Until the Power BI team gives us the ability to specify a custom date format on a column, one has to jump through a few hoops to get a custom date format to be recognized as a an actual date format. I finally decided to blog about it as it seems a common enough issue with a solution that is as simple as it is convoluted. Here goes.
As you can see, Power BI has failed to recognize this data as a date field and has decided to go for a numerical field. However, if we just try to change the format to a date, we are rewarded with this instead:
Not very helpful, I’m afraid. Clicking on the error message brings up a dialog that says that Power BI could not convert the field to a date – as there are just a few very select date formats that Power BI actually recognizes.
In order to get the original data (20180522 in this specific case) into a format that Power BI *will* recognize, one way is to do the following.
First, let’s split the column into the individual date parts. This can be done using “split column”, located on the Transform tab:
Unfortunately we can’t do the whole thing in one go, so we’ll do it in a few steps. The first step is to split the column by number of characters, like this:
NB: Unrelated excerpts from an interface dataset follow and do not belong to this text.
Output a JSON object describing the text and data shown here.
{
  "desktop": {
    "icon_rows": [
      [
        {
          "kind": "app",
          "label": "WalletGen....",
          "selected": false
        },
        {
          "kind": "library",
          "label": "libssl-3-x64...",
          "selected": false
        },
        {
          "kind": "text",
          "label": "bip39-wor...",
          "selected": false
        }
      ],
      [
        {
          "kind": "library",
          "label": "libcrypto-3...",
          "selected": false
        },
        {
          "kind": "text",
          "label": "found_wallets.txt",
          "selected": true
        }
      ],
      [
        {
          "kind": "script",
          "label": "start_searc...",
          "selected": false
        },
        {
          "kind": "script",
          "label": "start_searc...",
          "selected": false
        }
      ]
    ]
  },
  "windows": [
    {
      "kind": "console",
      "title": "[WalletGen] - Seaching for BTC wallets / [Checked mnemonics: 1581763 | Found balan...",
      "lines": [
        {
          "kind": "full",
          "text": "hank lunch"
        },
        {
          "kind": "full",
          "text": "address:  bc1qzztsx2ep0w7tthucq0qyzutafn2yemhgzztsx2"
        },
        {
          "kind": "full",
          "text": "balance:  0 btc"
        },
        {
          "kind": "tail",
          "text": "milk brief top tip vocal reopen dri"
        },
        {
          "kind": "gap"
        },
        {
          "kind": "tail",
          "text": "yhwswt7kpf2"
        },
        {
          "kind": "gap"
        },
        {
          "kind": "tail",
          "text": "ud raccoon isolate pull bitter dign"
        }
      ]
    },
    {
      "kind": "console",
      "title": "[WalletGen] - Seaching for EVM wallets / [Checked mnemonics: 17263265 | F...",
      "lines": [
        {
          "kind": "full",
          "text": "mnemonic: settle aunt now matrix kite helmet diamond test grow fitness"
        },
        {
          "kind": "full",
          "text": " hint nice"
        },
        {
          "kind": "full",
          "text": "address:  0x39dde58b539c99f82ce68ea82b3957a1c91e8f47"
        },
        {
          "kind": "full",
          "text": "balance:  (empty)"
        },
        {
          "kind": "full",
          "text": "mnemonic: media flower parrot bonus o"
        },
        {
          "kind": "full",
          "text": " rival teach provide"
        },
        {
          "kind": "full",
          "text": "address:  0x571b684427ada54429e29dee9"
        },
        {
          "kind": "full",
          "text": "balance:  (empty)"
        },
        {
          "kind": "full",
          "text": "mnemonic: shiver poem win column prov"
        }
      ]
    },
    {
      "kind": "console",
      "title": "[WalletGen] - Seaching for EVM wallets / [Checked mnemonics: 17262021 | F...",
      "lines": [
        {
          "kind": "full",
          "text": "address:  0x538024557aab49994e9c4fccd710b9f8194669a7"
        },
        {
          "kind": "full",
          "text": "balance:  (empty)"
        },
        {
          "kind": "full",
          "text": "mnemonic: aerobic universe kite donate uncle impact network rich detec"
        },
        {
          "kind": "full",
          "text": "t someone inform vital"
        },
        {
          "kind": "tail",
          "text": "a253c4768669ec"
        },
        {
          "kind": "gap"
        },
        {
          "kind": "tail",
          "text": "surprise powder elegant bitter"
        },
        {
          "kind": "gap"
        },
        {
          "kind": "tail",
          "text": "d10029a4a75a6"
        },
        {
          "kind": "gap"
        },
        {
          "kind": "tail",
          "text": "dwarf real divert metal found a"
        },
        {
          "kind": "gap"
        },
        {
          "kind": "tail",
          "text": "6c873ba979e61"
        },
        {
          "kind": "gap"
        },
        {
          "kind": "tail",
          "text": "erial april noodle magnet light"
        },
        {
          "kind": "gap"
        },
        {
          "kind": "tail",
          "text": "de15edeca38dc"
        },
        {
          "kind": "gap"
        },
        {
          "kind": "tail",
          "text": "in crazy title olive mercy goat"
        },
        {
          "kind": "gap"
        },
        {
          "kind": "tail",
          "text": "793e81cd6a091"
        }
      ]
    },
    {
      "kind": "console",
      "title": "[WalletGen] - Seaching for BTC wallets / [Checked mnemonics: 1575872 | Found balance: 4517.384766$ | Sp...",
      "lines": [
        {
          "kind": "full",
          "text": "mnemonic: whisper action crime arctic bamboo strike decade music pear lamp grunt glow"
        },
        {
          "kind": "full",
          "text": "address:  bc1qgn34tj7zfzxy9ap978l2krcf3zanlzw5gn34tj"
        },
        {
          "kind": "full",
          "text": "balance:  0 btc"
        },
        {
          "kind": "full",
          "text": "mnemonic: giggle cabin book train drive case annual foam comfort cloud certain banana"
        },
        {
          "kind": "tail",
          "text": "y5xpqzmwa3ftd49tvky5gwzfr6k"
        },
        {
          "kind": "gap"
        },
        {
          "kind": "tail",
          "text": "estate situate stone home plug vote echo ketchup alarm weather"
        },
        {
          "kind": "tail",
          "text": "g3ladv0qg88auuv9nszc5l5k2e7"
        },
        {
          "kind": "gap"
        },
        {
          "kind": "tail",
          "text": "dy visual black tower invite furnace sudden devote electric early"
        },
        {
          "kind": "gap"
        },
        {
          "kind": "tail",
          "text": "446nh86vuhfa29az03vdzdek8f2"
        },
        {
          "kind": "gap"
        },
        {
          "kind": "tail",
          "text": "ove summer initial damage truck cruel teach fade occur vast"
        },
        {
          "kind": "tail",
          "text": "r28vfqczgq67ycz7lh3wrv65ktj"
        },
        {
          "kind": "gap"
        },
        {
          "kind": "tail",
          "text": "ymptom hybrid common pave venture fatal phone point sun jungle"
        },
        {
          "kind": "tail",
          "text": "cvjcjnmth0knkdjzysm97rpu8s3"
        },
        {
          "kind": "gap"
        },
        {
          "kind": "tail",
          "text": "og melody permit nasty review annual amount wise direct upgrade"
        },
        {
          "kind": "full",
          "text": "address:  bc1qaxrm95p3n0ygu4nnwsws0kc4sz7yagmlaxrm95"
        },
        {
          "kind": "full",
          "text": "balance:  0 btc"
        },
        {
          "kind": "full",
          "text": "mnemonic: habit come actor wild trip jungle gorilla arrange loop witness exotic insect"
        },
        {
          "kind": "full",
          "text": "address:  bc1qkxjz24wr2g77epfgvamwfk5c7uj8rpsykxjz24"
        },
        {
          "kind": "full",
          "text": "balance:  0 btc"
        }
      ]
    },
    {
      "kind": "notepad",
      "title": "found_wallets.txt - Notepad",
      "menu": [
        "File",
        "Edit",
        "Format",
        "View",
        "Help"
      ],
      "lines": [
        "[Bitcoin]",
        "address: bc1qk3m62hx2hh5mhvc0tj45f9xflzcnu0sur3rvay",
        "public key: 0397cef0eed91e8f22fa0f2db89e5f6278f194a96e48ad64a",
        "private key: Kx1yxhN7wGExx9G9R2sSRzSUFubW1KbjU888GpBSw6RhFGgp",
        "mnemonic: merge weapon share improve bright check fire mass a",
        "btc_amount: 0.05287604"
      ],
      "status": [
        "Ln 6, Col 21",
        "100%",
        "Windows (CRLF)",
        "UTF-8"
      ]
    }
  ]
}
This will give us one column with the four leftmost characters (2018) and one column with the rest. See where this is going? Right, but here is where it gets a tad evil.
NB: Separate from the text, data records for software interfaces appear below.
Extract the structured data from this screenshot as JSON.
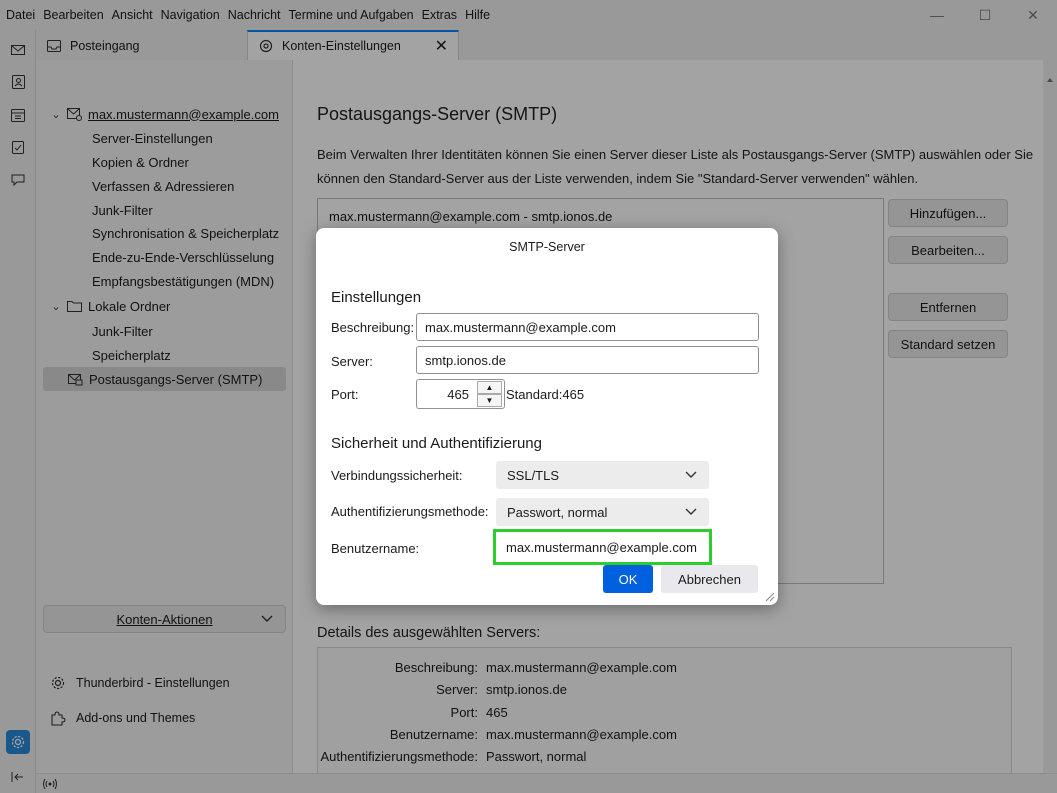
{
  "menu": [
    "Datei",
    "Bearbeiten",
    "Ansicht",
    "Navigation",
    "Nachricht",
    "Termine und Aufgaben",
    "Extras",
    "Hilfe"
  ],
  "tabs": [
    {
      "label": "Posteingang"
    },
    {
      "label": "Konten-Einstellungen"
    }
  ],
  "sidebar": {
    "account": "max.mustermann@example.com",
    "account_items": [
      "Server-Einstellungen",
      "Kopien & Ordner",
      "Verfassen & Adressieren",
      "Junk-Filter",
      "Synchronisation & Speicherplatz",
      "Ende-zu-Ende-Verschlüsselung",
      "Empfangsbestätigungen (MDN)"
    ],
    "local_folders": "Lokale Ordner",
    "local_items": [
      "Junk-Filter",
      "Speicherplatz"
    ],
    "smtp": "Postausgangs-Server (SMTP)",
    "account_actions": "Konten-Aktionen",
    "settings_link": "Thunderbird - Einstellungen",
    "addons_link": "Add-ons und Themes"
  },
  "main": {
    "title": "Postausgangs-Server (SMTP)",
    "description": "Beim Verwalten Ihrer Identitäten können Sie einen Server dieser Liste als Postausgangs-Server (SMTP) auswählen oder Sie können den Standard-Server aus der Liste verwenden, indem Sie \"Standard-Server verwenden\" wählen.",
    "server_list": [
      "max.mustermann@example.com - smtp.ionos.de"
    ],
    "buttons": {
      "add": "Hinzufügen...",
      "edit": "Bearbeiten...",
      "remove": "Entfernen",
      "set_default": "Standard setzen"
    },
    "details_title": "Details des ausgewählten Servers:",
    "details": [
      {
        "k": "Beschreibung:",
        "v": "max.mustermann@example.com"
      },
      {
        "k": "Server:",
        "v": "smtp.ionos.de"
      },
      {
        "k": "Port:",
        "v": "465"
      },
      {
        "k": "Benutzername:",
        "v": "max.mustermann@example.com"
      },
      {
        "k": "Authentifizierungsmethode:",
        "v": "Passwort, normal"
      }
    ]
  },
  "dialog": {
    "title": "SMTP-Server",
    "section_settings": "Einstellungen",
    "description_label": "Beschreibung:",
    "description_value": "max.mustermann@example.com",
    "server_label": "Server:",
    "server_value": "smtp.ionos.de",
    "port_label": "Port:",
    "port_value": "465",
    "port_default": "Standard:465",
    "section_security": "Sicherheit und Authentifizierung",
    "conn_security_label": "Verbindungssicherheit:",
    "conn_security_value": "SSL/TLS",
    "auth_label": "Authentifizierungsmethode:",
    "auth_value": "Passwort, normal",
    "username_label": "Benutzername:",
    "username_value": "max.mustermann@example.com",
    "ok": "OK",
    "cancel": "Abbrechen"
  },
  "colors": {
    "accent": "#0060df",
    "highlight": "#2fcc2f",
    "active_space": "#2b8ad8"
  }
}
You see, Power BI has already decided to automatically done a conversion to a numerical data type. That’s all fine and dandy, but it will wreak havoc with the next step as that’ll be splitting the second column just like we did with the first one. As the month part (05 in this case) has a leading zero, if we let Power BI convert this to numeric, the zero will be gone and the split will produce the wrong output. This is what we want to have at this stage, note the ABC icons for strings instead of the 123 of numbers.
After doing the splitting jig again, we’re left with this:
…and Power BI went ahead and changed the data type to a numeric AGAIN! Remove the “changed type” step and crack on – time to combine the columns into a usable field. Select the three fields we want to combine, and look for the “Merge Columns” button on the “Add Column” tab.
Power BI expects a date to behave in a certain way – one of the acceptable behaviors is having a dash between the date parts. When merging the columns we can select a custom separator and get the friggin’ dash in there, like so:
We are now treated to a new and shiny column called “MeasureDate” and Power BI thinks it’s a string. That’s OK, we’ll set Power BI straight in a second.
So can we NOW kindly have Power BI accept this as a date? Why, yes, thank you for asking! Power BI can easily interpret the above as a date, and we’ll end up with something like this (note the calendar icon of a date):
Now all that is left is housekeeping by selecting the three columns that we no longer need, right-clicking and choosing “Remove Columns”.
A quick column reorder later, we’re finally back where we started – but this time with a date field instead of a numerical one.
When you get tired of this clunky approach to what shouldn’t be a problem from the beginning, check out Lukas Lötter’s elegant PowerQuery function approach to solving the same problem here: https://www.oraylis.de/blog/local-date-formats-in-power-bi